It is belief in God that fulfills this desire and love for existence by guaranteeing an afterlife. In addition, belief attributes purpose and meaning to all beings and events on the earth. The denial of an afterlife turns human existence into worthlessness and human nature can never be satisfied by such emptiness. Yet, without belief in a merciful Creator, all beings are condemned to meaninglessness. This meaninglessness produces a feeling of loneliness for humans, as all calamities and acts that incur evil or harm are attributed to chance alone. Belief in God, however, saves human beings from loneliness; the fears and grievous sorrows that loneliness produces can only be eliminated through reliance on God’s mercy. That is, believers know that there is One who listens to them, who is aware of their most trivial needs, and whose power encompasses everything with His boundless mercy.

Contrary to the unkind path that non-belief offers to people, belief in God appeals to the spiritual side of humans, a side that has been widely ignored for so long by Enlightenment thinkers, as well as by modern intellectuals and scientists. While science helps people partially to understand the questions of how, it falls short in explaining why: why I am here, why things happen the way they do, why they all end. Because these existential questions are perennial and the solutions are beyond rational determination, people today, as in the past, will find those answers in another realm: the realm of the Unseen.


1. Tillich, Paul. (1957). Dynamics of Faith. New York: Harper & Row.

2. Stark, Rodney. (1999). “Secularization, R.I.P” Sociology of Religion. 60(3):270.

3. Hadden, J.K.1987. Toward Desacralizing Secularization Theory. Social Forces 65:587-611.

4. Greeley, A.M.1989. Religious Change in America.Cambridge,MA.:Harvard University Press.

5. Larson, E.J., and L. Withan.1997.Belief in God and immortality among American scientists: A historical survey revisited. Nature 386:435.

6. Berger, Peter L (1999) The Desecularization of the World.
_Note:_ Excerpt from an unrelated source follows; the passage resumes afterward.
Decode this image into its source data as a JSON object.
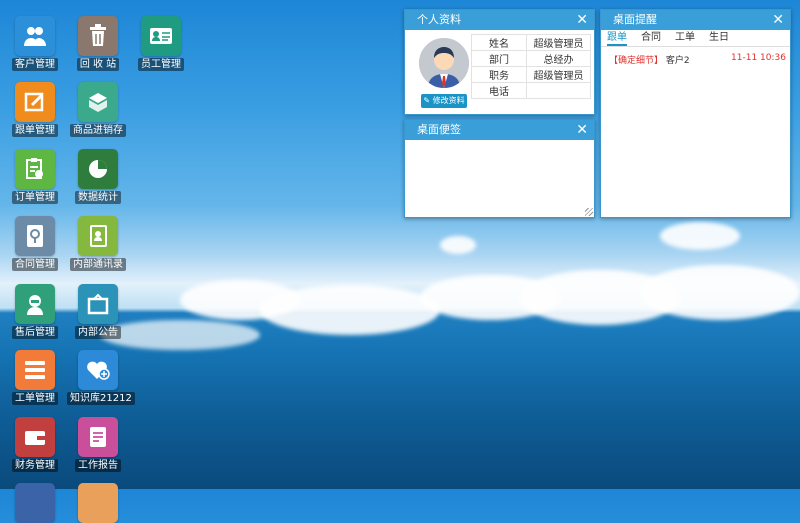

Washington, DC: Ethics and Public Policy Center.

7. Stark, Rodney and Roger Finke. 2000. Acts of Faith. Berkeley, CA: University of California Press. P.79